**Task details:** Search the listing below for "glyph". Copy each matching line.

**Supplied data:**
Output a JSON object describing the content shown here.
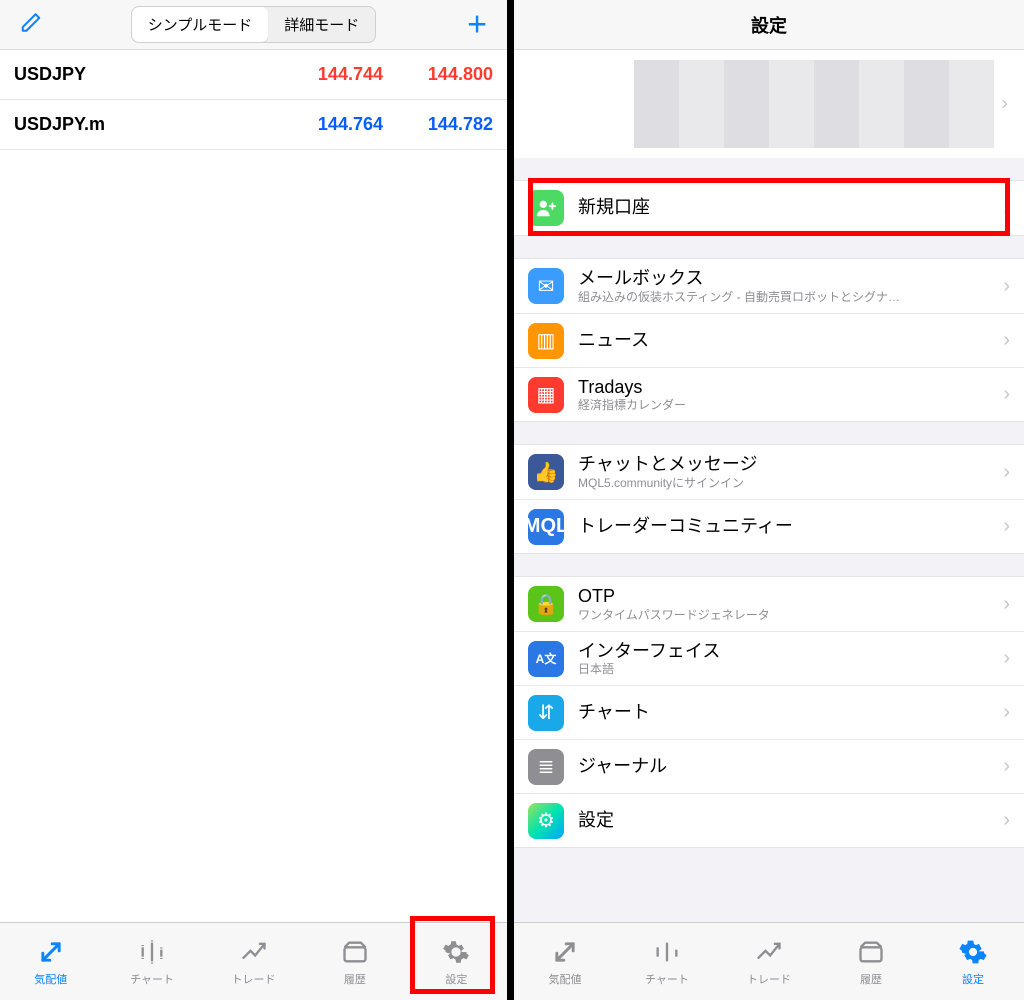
{
  "left": {
    "segments": {
      "simple": "シンプルモード",
      "detail": "詳細モード"
    },
    "rows": [
      {
        "symbol": "USDJPY",
        "bid": "144.744",
        "ask": "144.800",
        "tone": "red"
      },
      {
        "symbol": "USDJPY.m",
        "bid": "144.764",
        "ask": "144.782",
        "tone": "blue"
      }
    ],
    "tabs": {
      "quotes": "気配値",
      "chart": "チャート",
      "trade": "トレード",
      "history": "履歴",
      "settings": "設定"
    }
  },
  "right": {
    "title": "設定",
    "g1": [
      {
        "id": "new-account",
        "title": "新規口座",
        "sub": "",
        "iconClass": "bg-green",
        "glyph": "👤+"
      }
    ],
    "g2": [
      {
        "id": "mailbox",
        "title": "メールボックス",
        "sub": "組み込みの仮装ホスティング - 自動売買ロボットとシグナ…",
        "iconClass": "bg-blue",
        "glyph": "✉"
      },
      {
        "id": "news",
        "title": "ニュース",
        "sub": "",
        "iconClass": "bg-orange",
        "glyph": "📖"
      },
      {
        "id": "tradays",
        "title": "Tradays",
        "sub": "経済指標カレンダー",
        "iconClass": "bg-red",
        "glyph": "📅"
      }
    ],
    "g3": [
      {
        "id": "chat",
        "title": "チャットとメッセージ",
        "sub": "MQL5.communityにサインイン",
        "iconClass": "bg-fb",
        "glyph": "👍"
      },
      {
        "id": "community",
        "title": "トレーダーコミュニティー",
        "sub": "",
        "iconClass": "bg-mql",
        "glyph": "MQL"
      }
    ],
    "g4": [
      {
        "id": "otp",
        "title": "OTP",
        "sub": "ワンタイムパスワードジェネレータ",
        "iconClass": "bg-lime",
        "glyph": "🔒"
      },
      {
        "id": "iface",
        "title": "インターフェイス",
        "sub": "日本語",
        "iconClass": "bg-az",
        "glyph": "A文"
      },
      {
        "id": "charts",
        "title": "チャート",
        "sub": "",
        "iconClass": "bg-cyan",
        "glyph": "📊"
      },
      {
        "id": "journal",
        "title": "ジャーナル",
        "sub": "",
        "iconClass": "bg-gray",
        "glyph": "≣"
      },
      {
        "id": "settings",
        "title": "設定",
        "sub": "",
        "iconClass": "bg-multi",
        "glyph": "⚙"
      }
    ],
    "tabs": {
      "quotes": "気配値",
      "chart": "チャート",
      "trade": "トレード",
      "history": "履歴",
      "settings": "設定"
    }
  }
}
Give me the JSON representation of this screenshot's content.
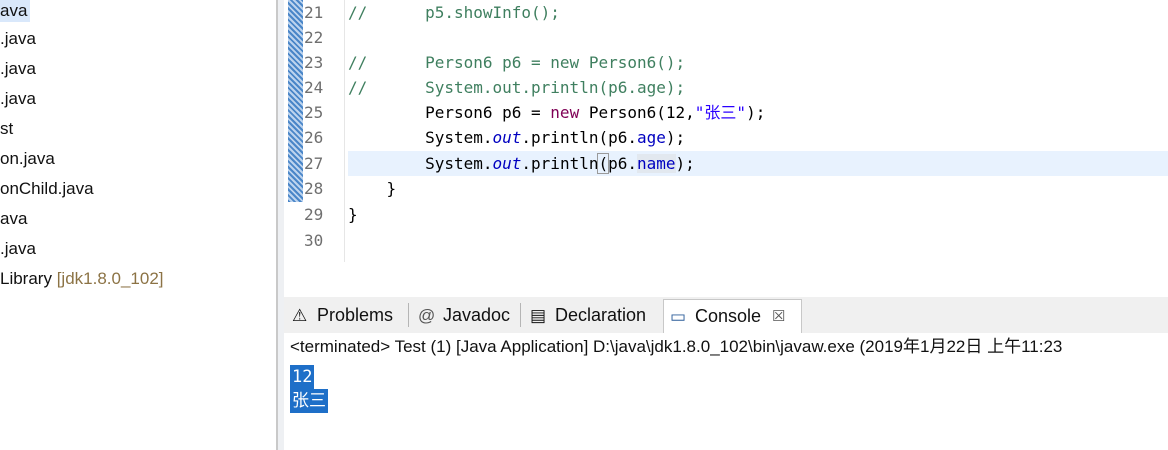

**Solved exercise:**
        "glyph": "👤+"
        "glyph": "✉"
        "glyph": "📖"
        "glyph": "📅"
        "glyph": "👍"
        "glyph": "MQL"
        "glyph": "🔒"
        "glyph": "A文"
        "glyph": "📊"
        "glyph": "≣"
        "glyph": "⚙"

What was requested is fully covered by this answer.